The economic upturn after World War II was largely fueled by the primary energy source coal that was mainly produced domestically. While the need for energy, especially in the Japanese iron and steel industry, was growing stronger, there was a shift towards the cheaper oil. Having exhausted its small oil reserves quickly, the resource was extensively imported from overseas, predominantly from the Middle East. The dependency on imported fossil fuels, however, created economic and diplomatic vulnerabilities. The oil crisis of the 1970s, for example, affected the Japanese economy severely, leading to energy security being a central concern for the Japanese ever since.
Efforts to secure the resource supply consisted of diversifying the energy mix by promoting nuclear power and renewable energy. Supported by the government, the former expanded strongly in the 1970s and 80s, reaching an almost 30 percent share of the total electricity output in Japan. Fukushima Daiichi nuclear disaster in 2011, however, put an end to the rise in nuclear power and was another setback in Japan’s energy policy. Having to switch off all domestic nuclear reactors, the country was once again forced to import larger amounts of oil and gas. The energy self-sufficiency ratio fell from around 20 percent in 2010 to six percent in 2014.

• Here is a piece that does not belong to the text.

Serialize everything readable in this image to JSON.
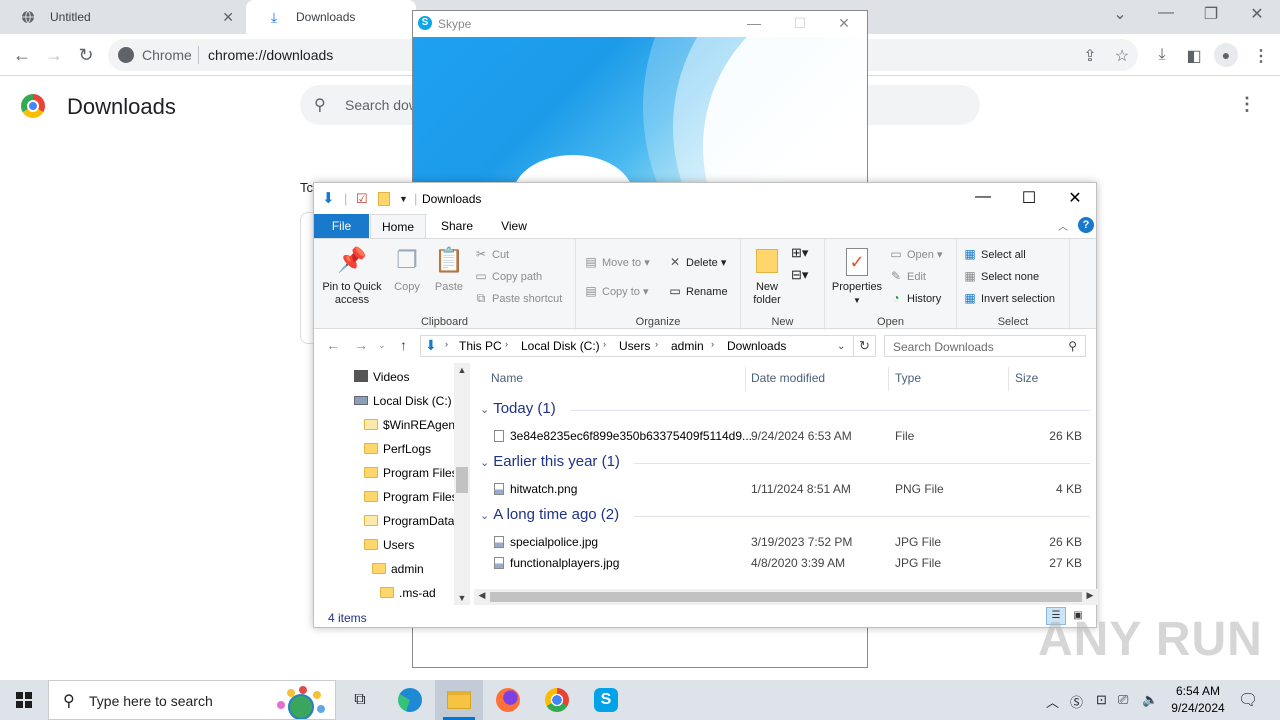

Besides energy security, environment is another major issue Japan has to deal with. In order to meet the 2015 Paris climate agreement goals, the government has put an emphasis on renewables courting private investments in the sector. Consequently, the share of renewable energy in primary energy supply close to doubled from around 4.6 percent in fiscal year 2015 to approximately 8.7 percent in fiscal 2018. The generating capacity of renewables in the country rose alongside, with solar power accounting for the largest share. However, the large-scale installation of solar panels requires deforestation that has recently provoked criticism, questioning the environmental sustainability of solar power projects, proving once more the hardship and the ongoing actuality of the Japanese challenge to manage the balancing act of securing energy and reducing emissions.